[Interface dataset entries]
⟨

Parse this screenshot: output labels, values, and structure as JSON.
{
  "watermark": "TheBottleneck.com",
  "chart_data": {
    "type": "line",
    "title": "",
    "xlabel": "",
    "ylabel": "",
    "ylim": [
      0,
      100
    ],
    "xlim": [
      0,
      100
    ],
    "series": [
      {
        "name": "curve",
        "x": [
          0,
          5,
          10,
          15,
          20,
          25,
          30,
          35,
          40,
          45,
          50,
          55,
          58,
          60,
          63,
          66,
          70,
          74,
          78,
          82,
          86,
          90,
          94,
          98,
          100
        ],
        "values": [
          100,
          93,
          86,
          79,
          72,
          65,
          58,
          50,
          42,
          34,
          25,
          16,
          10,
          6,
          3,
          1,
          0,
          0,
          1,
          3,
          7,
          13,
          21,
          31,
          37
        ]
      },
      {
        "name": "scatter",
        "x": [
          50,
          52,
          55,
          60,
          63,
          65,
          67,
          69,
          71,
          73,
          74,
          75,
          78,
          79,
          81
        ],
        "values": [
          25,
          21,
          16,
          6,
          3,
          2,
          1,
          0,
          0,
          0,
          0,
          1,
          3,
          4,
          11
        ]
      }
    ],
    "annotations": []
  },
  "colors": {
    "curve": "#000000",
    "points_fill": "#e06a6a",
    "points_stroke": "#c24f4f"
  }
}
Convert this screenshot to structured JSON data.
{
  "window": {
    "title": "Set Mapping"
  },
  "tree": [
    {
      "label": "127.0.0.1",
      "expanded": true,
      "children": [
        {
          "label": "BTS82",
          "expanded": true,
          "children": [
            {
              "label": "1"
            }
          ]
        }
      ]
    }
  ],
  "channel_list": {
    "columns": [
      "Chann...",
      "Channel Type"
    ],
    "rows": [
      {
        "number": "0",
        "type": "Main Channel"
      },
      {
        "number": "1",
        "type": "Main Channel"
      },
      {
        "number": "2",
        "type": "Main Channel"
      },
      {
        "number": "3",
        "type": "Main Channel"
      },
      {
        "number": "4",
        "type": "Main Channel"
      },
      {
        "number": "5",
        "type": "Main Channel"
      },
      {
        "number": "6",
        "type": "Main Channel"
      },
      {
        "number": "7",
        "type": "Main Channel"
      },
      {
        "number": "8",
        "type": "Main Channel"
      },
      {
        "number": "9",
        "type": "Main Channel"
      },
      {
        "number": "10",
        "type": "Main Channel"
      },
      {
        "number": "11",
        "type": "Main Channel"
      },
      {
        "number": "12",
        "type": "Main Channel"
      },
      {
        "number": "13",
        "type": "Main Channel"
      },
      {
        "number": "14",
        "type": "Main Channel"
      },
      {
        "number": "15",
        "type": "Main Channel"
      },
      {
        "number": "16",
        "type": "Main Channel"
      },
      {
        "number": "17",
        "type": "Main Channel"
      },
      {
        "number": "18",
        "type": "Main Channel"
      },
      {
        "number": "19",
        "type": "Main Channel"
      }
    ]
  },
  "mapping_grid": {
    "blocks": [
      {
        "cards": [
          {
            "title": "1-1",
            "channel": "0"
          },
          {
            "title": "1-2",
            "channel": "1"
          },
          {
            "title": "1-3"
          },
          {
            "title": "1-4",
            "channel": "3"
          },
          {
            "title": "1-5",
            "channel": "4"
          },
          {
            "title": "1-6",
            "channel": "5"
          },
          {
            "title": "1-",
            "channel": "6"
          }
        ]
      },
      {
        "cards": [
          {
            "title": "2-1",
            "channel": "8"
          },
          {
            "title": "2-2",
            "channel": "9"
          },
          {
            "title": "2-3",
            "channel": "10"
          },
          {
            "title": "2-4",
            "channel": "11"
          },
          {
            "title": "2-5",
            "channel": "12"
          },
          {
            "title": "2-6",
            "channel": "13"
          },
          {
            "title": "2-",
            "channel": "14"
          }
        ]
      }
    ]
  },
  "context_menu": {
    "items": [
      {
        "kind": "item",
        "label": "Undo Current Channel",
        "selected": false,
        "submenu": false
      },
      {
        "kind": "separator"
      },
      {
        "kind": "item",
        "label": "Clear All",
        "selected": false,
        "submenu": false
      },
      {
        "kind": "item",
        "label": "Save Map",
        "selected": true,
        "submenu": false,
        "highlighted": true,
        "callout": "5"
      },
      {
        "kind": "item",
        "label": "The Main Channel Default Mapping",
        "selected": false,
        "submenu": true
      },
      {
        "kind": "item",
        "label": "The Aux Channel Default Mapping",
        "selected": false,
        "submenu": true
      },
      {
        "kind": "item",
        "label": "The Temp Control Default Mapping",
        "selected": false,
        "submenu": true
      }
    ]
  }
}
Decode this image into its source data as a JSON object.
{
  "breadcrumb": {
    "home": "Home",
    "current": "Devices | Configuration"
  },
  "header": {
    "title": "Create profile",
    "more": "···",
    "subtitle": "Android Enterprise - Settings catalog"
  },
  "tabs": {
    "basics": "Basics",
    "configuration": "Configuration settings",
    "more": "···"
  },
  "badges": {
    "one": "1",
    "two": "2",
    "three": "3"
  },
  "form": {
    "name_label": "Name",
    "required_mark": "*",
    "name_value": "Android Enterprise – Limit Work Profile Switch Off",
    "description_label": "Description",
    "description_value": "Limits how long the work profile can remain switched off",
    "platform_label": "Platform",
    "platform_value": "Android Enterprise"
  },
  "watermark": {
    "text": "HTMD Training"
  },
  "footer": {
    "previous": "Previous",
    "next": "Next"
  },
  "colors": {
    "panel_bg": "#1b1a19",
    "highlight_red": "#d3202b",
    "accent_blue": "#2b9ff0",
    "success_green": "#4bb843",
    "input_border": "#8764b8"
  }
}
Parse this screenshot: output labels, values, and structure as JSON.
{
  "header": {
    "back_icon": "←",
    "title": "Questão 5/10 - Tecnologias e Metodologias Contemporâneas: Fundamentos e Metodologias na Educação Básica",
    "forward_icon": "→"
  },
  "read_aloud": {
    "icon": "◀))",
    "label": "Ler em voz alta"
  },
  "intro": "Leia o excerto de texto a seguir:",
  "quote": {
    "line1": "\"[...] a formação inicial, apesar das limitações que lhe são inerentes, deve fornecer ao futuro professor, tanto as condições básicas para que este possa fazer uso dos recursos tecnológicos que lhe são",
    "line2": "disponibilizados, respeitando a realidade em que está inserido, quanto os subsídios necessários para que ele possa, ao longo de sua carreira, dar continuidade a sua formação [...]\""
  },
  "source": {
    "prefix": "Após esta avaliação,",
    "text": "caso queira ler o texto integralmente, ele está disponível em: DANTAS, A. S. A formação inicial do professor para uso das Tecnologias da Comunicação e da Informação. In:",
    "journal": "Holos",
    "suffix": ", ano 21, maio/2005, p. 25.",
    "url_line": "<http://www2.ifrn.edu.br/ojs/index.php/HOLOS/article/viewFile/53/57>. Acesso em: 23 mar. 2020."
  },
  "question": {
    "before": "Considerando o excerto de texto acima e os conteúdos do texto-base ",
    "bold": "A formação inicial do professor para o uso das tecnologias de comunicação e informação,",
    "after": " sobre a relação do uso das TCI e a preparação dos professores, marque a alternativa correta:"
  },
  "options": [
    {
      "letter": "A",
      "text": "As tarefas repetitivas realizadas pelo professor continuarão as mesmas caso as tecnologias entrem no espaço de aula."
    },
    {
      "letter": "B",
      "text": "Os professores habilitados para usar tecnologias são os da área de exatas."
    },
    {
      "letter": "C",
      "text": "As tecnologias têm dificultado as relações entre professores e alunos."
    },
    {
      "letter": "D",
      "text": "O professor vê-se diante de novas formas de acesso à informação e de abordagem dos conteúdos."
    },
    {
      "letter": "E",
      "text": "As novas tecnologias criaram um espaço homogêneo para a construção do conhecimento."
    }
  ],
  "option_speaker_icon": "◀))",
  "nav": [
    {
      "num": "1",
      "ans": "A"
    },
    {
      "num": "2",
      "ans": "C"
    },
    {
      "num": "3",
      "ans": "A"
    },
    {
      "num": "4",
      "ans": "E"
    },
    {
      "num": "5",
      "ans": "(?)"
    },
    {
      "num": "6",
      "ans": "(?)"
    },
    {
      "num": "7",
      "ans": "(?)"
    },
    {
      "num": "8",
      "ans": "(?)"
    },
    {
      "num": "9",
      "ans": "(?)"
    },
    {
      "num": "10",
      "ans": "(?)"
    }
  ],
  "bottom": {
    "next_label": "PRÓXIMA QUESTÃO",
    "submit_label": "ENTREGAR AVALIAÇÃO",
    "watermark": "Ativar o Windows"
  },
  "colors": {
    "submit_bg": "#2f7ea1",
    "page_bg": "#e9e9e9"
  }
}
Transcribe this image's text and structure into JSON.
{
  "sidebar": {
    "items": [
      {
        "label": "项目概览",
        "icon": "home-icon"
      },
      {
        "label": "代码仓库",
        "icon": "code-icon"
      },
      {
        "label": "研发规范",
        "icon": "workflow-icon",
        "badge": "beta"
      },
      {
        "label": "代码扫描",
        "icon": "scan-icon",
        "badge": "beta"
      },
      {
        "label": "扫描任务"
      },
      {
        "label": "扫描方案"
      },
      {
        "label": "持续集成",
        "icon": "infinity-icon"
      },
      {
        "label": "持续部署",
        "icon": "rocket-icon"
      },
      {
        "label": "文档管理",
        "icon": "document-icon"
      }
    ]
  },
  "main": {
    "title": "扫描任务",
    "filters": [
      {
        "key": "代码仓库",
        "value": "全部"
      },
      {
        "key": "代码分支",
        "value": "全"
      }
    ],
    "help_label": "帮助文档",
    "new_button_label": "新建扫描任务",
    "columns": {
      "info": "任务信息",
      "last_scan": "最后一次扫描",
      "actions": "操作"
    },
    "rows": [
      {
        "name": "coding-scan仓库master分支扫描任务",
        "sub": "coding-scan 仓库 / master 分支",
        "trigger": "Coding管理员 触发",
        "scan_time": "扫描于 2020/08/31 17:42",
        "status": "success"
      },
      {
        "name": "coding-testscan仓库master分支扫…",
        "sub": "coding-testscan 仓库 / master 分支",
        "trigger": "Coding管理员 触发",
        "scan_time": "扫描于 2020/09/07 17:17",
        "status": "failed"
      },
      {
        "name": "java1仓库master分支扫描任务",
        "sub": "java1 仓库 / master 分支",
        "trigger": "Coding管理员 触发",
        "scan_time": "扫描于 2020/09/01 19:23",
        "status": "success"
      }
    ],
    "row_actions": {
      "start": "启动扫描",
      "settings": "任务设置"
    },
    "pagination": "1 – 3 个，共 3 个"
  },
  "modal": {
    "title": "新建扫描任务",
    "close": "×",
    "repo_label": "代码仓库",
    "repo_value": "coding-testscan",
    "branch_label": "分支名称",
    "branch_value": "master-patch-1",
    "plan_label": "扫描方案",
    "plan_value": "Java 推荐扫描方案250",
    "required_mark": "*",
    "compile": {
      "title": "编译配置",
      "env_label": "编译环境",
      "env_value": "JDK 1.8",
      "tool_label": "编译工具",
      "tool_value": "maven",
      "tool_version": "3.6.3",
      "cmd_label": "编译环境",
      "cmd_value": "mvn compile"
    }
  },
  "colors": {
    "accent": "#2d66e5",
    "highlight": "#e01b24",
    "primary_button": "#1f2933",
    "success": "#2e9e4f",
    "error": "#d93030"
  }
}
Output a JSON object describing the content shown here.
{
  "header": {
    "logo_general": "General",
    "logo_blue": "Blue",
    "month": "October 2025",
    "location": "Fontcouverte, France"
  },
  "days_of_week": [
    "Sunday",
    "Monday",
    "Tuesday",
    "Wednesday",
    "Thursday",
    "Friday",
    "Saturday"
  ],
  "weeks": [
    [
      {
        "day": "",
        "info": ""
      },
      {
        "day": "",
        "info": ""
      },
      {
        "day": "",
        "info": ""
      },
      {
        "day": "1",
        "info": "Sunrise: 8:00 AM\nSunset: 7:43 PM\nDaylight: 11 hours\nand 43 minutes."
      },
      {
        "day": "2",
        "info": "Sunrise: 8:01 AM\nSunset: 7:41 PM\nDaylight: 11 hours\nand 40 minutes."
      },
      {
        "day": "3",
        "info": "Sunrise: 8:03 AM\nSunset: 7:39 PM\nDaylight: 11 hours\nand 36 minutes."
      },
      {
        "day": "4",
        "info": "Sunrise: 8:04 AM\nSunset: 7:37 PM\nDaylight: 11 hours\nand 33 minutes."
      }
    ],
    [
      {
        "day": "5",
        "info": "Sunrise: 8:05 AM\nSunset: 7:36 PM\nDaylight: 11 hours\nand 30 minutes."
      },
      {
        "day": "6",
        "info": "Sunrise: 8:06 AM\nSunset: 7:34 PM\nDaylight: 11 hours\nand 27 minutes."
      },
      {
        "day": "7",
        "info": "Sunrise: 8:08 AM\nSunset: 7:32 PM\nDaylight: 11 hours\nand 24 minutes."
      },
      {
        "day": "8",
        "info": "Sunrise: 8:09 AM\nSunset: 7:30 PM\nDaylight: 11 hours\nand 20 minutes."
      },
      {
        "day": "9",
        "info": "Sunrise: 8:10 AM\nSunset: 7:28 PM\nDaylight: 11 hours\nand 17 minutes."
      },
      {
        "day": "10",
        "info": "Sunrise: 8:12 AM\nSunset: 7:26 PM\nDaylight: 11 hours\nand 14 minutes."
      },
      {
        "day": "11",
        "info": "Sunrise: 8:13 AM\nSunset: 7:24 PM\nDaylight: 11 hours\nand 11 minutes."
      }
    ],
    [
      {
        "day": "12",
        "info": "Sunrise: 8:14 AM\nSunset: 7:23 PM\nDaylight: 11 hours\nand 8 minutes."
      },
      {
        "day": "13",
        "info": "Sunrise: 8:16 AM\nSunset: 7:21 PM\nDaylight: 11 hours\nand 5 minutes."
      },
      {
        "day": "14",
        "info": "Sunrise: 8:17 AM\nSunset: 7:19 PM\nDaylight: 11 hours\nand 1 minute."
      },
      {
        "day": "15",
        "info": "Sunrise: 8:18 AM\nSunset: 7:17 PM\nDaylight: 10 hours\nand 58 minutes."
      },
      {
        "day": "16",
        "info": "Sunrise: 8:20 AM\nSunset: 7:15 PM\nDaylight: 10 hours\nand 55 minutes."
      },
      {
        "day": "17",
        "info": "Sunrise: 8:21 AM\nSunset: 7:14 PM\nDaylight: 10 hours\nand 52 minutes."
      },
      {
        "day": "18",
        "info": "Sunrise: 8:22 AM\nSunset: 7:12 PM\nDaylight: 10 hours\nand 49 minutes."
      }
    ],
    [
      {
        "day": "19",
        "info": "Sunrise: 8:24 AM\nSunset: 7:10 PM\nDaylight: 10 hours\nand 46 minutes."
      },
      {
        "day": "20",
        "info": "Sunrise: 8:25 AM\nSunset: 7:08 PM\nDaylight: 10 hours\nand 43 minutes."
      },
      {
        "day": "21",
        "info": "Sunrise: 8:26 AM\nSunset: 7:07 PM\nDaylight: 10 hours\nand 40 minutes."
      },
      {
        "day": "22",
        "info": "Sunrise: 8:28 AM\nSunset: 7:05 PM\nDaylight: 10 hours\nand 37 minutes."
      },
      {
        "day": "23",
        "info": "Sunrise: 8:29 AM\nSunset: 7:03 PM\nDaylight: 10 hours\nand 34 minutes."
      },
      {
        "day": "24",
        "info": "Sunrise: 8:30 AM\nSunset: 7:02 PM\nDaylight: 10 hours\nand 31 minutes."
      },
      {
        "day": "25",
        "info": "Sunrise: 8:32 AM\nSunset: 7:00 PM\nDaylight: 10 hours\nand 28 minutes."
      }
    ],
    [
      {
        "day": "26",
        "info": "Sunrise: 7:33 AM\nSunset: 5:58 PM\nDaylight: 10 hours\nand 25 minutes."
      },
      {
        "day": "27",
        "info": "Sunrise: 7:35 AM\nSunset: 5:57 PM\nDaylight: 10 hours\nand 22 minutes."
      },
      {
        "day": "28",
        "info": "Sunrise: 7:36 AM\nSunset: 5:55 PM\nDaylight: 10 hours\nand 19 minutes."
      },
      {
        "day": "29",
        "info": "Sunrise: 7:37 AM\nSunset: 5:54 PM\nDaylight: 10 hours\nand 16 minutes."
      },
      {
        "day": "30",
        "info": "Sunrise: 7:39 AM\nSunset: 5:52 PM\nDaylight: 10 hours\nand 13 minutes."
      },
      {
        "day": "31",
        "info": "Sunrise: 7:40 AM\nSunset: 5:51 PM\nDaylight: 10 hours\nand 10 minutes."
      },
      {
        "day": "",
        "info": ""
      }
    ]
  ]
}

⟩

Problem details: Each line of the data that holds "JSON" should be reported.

Solution to the exercise:
Parse this screenshot: output labels, values, and structure as JSON.
Convert this screenshot to structured JSON data.
Decode this image into its source data as a JSON object.
Parse this screenshot: output labels, values, and structure as JSON.
Transcribe this image's text and structure into JSON.
Output a JSON object describing the content shown here.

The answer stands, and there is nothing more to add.